Compare any two graphics cards:
GeForce 9500 GT DDR2 vs GeForce GT 220 GDDR3
IntroThe GeForce 9500 GT DDR2 uses a 65 nm design. nVidia has clocked the core speed at 550 MHz. The DDR2 RAM is set to run at a speed of 500 MHz on this specific card. It features 32 SPUs along with 16 Texture Address Units and 8 ROPs.
Compare those specs to the GeForce GT 220 GDDR3, which comes with a GPU core clock speed of 625 MHz, and 512 MB of GDDR3 RAM running at 1012 MHz through a 128-bit bus. It also is comprised of 48 SPUs, 16 Texture Address Units, and 8 ROPs.
(No game benchmarks for this combination yet.)
Power Usage and Theoretical Benchmarks
Power Consumption (Max TDP)
Performance-wise, the GeForce GT 220 GDDR3 should theoretically be a lot superior to the GeForce 9500 GT DDR2 in general. (explain)
Texel RateThe GeForce GT 220 GDDR3 is just a bit (approximately 14%) faster with regards to texture filtering than the GeForce 9500 GT DDR2. (explain)
Pixel RateThe GeForce GT 220 GDDR3 should be just a bit (about 14%) better at AA than the GeForce 9500 GT DDR2, and should be capable of handling higher resolutions more effectively. (explain)
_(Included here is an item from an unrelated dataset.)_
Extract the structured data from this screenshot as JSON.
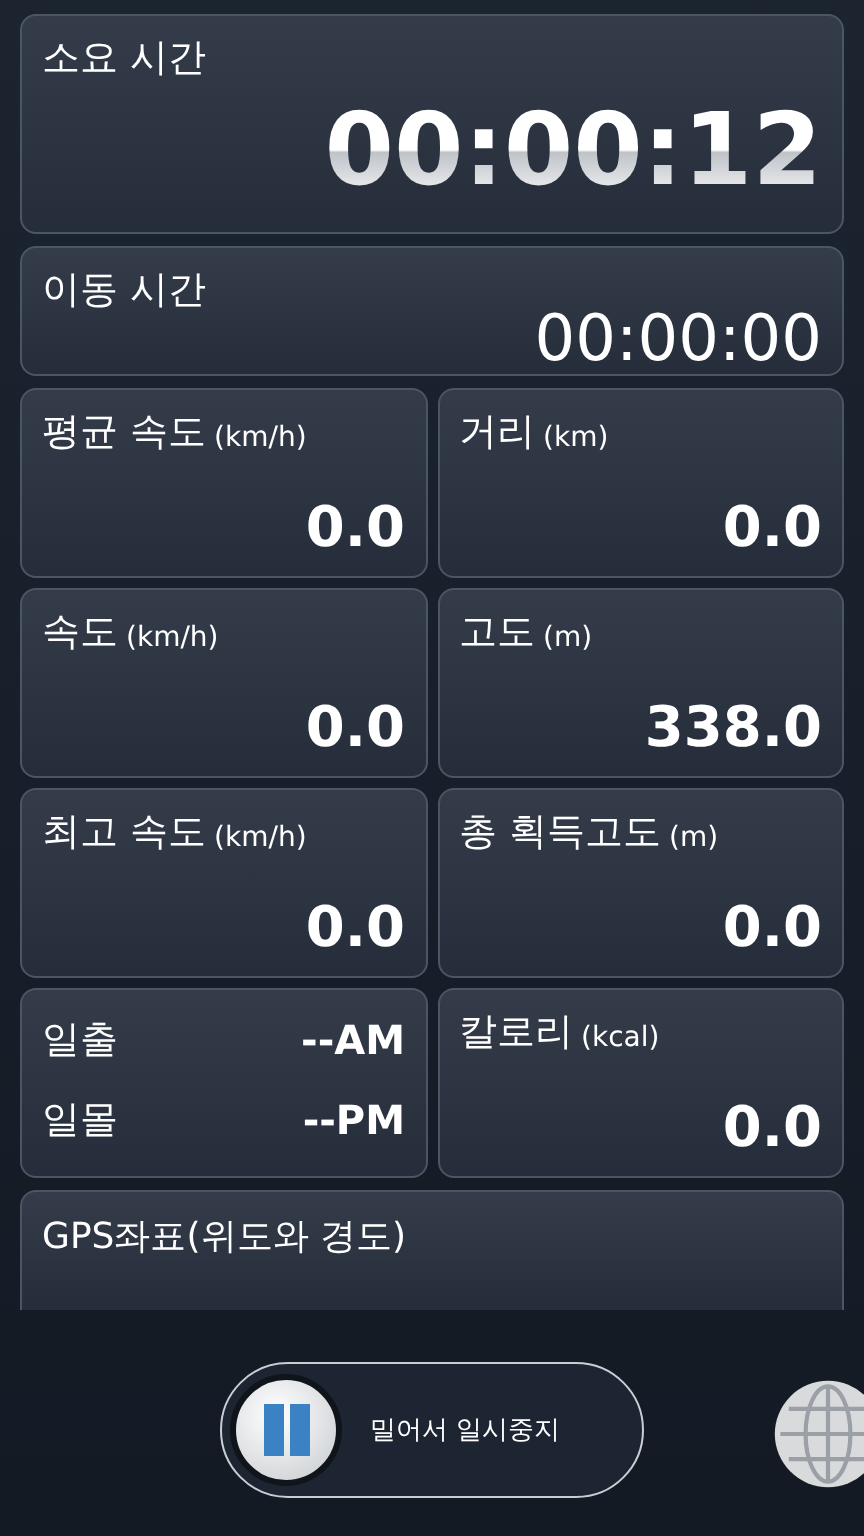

Please note that the above 'benchmarks' are all just theoretical - the results were calculated based on the card's specifications, and real-world performance may (and probably will) vary at least a bit.
Please note that the price comparisons are based on search keywords - sometimes it might show cards with very similar names that are not exactly the same as the one chosen in the comparison. We do try to filter out the wrong results as best we can, though.
Memory Bandwidth: Bandwidth is the largest amount of data (counted in megabytes per second) that can be moved over the external memory interface in one second. It is worked out by multiplying the bus width by its memory speed. If it uses DDR type RAM, it should be multiplied by 2 once again. If DDR5, multiply by ANOTHER 2x. The better the memory bandwidth, the faster the card will be in general. It especially helps with anti-aliasing, High Dynamic Range and high resolutions.
Texel Rate: Texel rate is the maximum amount of texture map elements (texels) that can be applied in one second. This number is worked out by multiplying the total amount of texture units of the card by the core speed of the chip. The higher this number, the better the graphics card will be at texture filtering (anisotropic filtering - AF). It is measured in millions of texels applied per second.
Pixel Rate: Pixel rate is the maximum number of pixels the graphics card can possibly record to the local memory in a second - measured in millions of pixels per second. Pixel rate is calculated by multiplying the amount of ROPs by the the card's clock speed. ROPs (Raster Operations Pipelines - sometimes also referred to as Render Output Units) are responsible for filling the screen with pixels (the image). The actual pixel rate also depends on many other factors, most notably the memory bandwidth of the card - the lower the memory bandwidth is, the lower the ability to reach the max fill rate.